___ Material shown
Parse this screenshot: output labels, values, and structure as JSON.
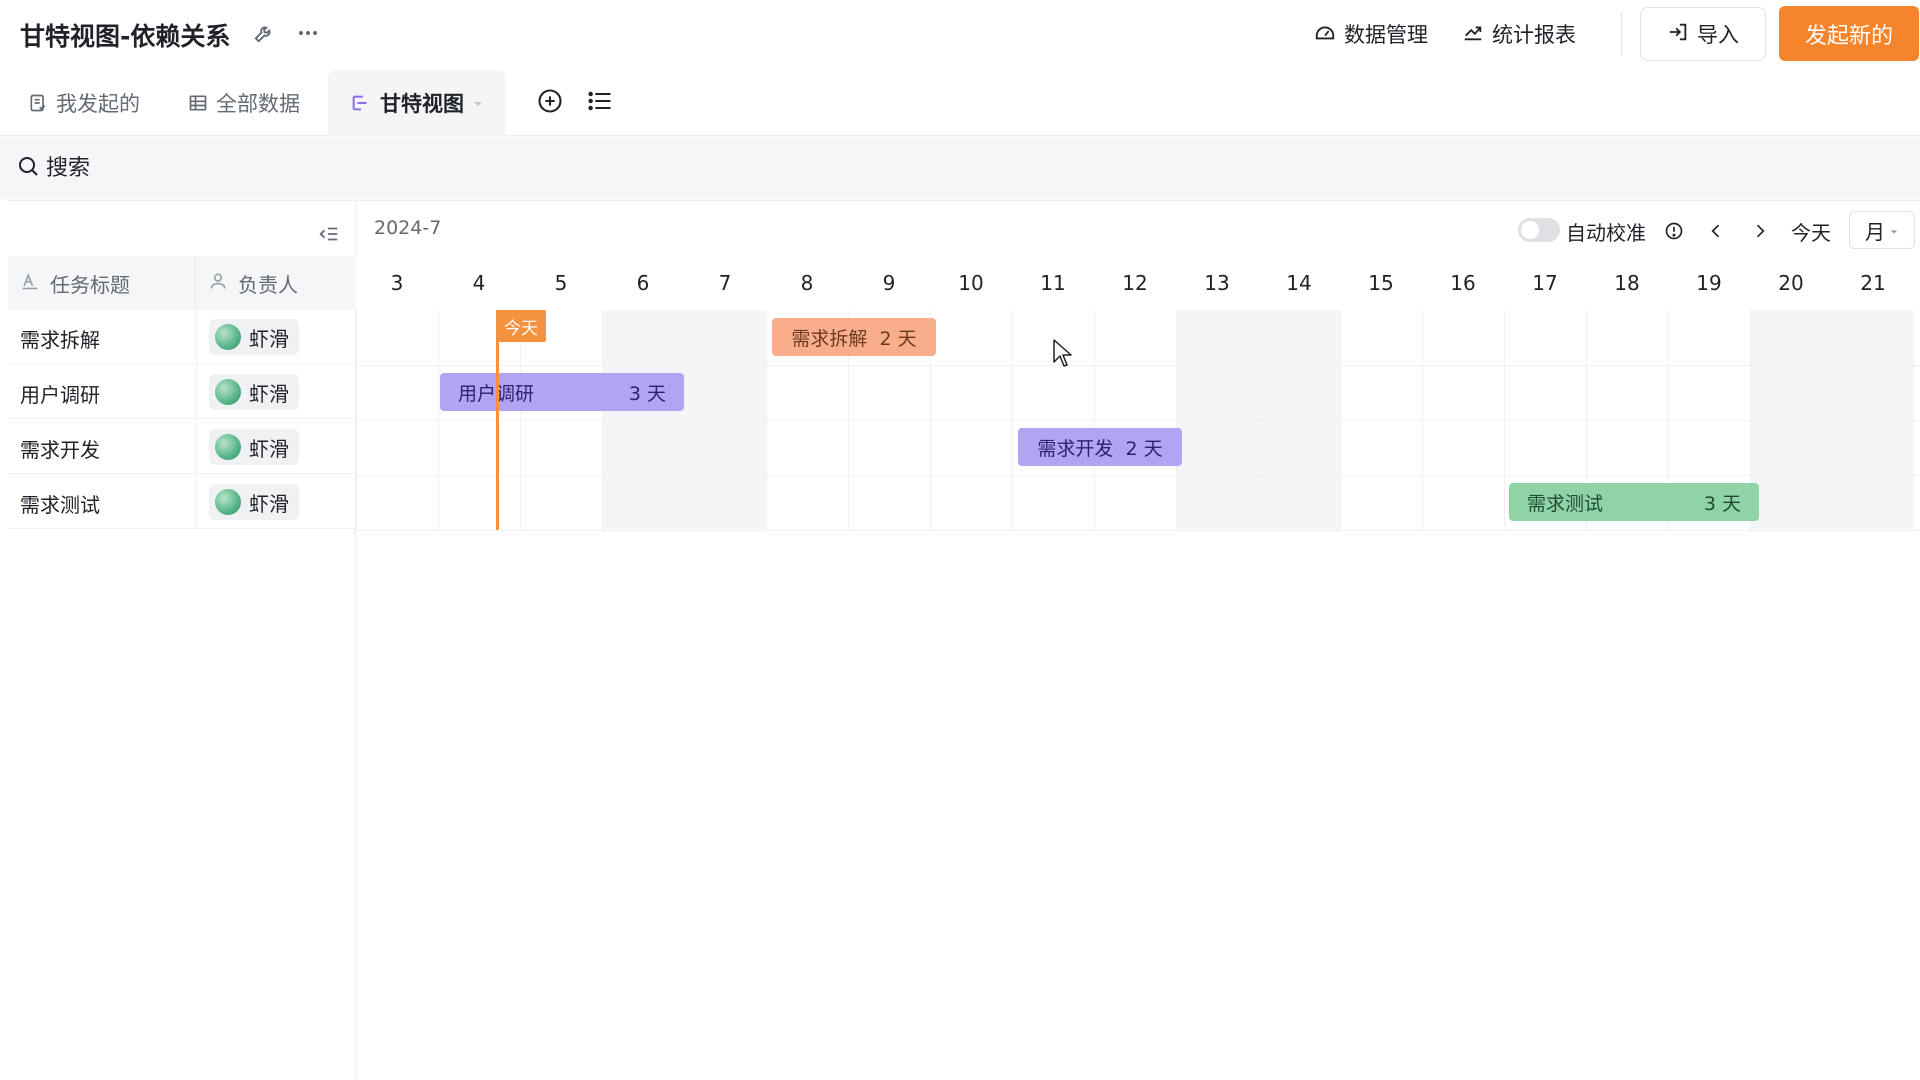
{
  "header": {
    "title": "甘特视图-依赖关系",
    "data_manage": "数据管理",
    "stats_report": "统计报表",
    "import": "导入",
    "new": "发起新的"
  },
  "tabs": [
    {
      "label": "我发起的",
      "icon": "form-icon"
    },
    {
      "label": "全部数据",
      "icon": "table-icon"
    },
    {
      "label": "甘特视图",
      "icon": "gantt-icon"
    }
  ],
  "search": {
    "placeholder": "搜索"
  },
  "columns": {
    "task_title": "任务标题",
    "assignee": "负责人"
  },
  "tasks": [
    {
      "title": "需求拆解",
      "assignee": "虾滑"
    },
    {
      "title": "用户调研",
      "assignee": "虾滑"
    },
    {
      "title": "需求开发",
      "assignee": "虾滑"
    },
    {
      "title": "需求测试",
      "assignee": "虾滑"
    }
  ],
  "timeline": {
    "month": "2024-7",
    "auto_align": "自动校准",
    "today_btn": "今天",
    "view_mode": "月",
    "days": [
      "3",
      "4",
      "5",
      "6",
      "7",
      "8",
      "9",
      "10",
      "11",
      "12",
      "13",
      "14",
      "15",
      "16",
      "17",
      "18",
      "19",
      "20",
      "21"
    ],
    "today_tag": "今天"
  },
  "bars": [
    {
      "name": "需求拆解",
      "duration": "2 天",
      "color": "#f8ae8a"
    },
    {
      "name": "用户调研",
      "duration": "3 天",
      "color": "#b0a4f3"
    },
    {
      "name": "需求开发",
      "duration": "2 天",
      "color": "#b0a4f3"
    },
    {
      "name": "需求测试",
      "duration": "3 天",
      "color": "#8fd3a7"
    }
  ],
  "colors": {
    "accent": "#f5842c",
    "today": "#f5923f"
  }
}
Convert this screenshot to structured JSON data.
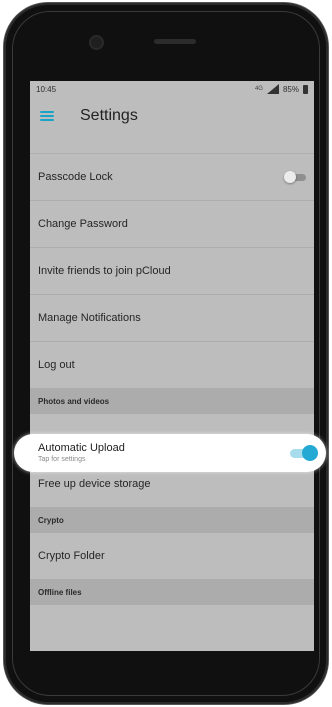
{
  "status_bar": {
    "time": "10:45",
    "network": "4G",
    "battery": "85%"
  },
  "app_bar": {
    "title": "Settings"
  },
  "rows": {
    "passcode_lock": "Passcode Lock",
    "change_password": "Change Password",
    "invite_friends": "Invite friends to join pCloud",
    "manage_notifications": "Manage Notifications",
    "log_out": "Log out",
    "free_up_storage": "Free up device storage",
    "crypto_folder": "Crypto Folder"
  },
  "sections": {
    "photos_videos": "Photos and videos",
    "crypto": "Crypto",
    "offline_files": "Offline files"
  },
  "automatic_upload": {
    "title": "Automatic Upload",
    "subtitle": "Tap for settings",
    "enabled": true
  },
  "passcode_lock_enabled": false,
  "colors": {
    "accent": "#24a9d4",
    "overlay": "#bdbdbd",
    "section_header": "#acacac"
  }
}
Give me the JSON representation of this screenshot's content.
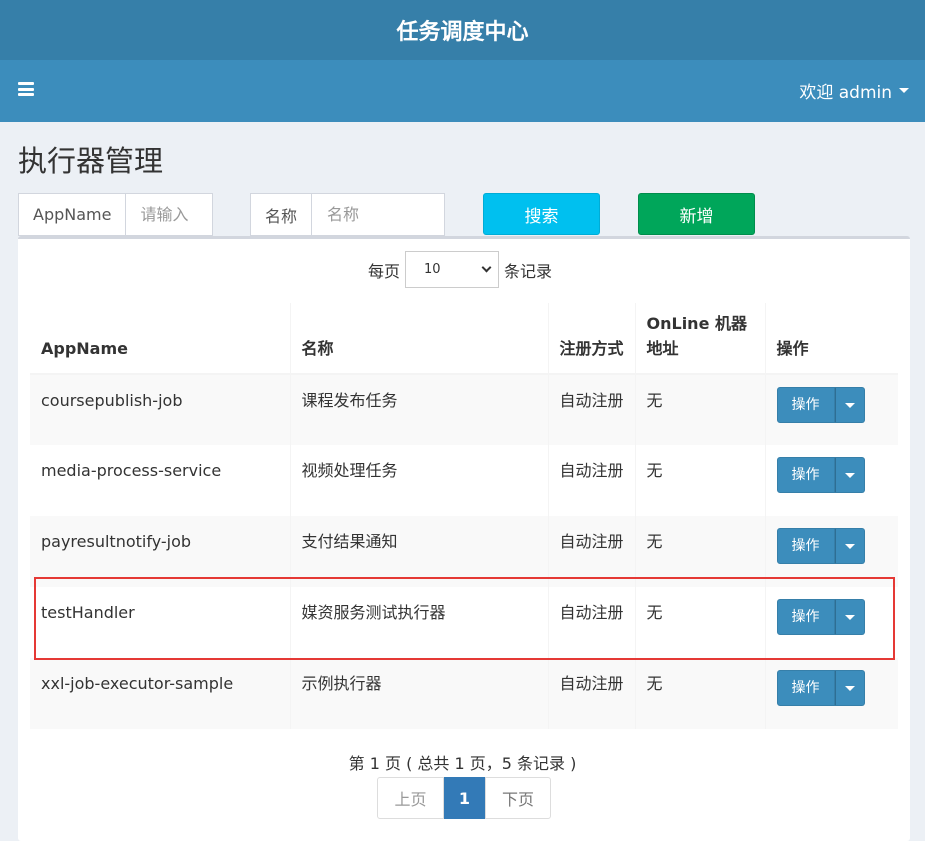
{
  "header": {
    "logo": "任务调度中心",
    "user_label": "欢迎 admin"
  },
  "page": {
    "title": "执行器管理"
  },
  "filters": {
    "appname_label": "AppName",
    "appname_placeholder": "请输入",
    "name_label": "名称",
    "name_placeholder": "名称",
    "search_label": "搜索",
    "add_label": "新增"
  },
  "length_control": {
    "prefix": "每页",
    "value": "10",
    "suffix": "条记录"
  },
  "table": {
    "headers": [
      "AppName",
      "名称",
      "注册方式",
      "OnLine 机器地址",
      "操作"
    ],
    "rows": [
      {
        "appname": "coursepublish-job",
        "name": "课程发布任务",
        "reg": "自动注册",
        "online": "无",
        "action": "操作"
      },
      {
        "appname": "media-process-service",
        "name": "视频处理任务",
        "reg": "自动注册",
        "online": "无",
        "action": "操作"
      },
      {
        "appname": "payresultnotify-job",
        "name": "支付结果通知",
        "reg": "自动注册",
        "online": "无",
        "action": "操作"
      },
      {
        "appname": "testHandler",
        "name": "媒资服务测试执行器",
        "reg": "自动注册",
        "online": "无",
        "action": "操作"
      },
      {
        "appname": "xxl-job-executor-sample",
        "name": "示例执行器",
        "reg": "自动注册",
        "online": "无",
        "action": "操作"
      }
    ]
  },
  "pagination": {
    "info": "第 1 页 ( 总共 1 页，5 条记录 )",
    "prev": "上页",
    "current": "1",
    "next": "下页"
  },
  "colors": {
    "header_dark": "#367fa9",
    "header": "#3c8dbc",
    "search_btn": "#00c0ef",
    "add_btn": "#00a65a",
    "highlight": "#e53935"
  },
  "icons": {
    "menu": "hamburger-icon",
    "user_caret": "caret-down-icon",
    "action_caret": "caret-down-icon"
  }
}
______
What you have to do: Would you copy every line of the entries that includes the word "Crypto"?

Output:
    "crypto_folder": "Crypto Folder"
    "crypto": "Crypto",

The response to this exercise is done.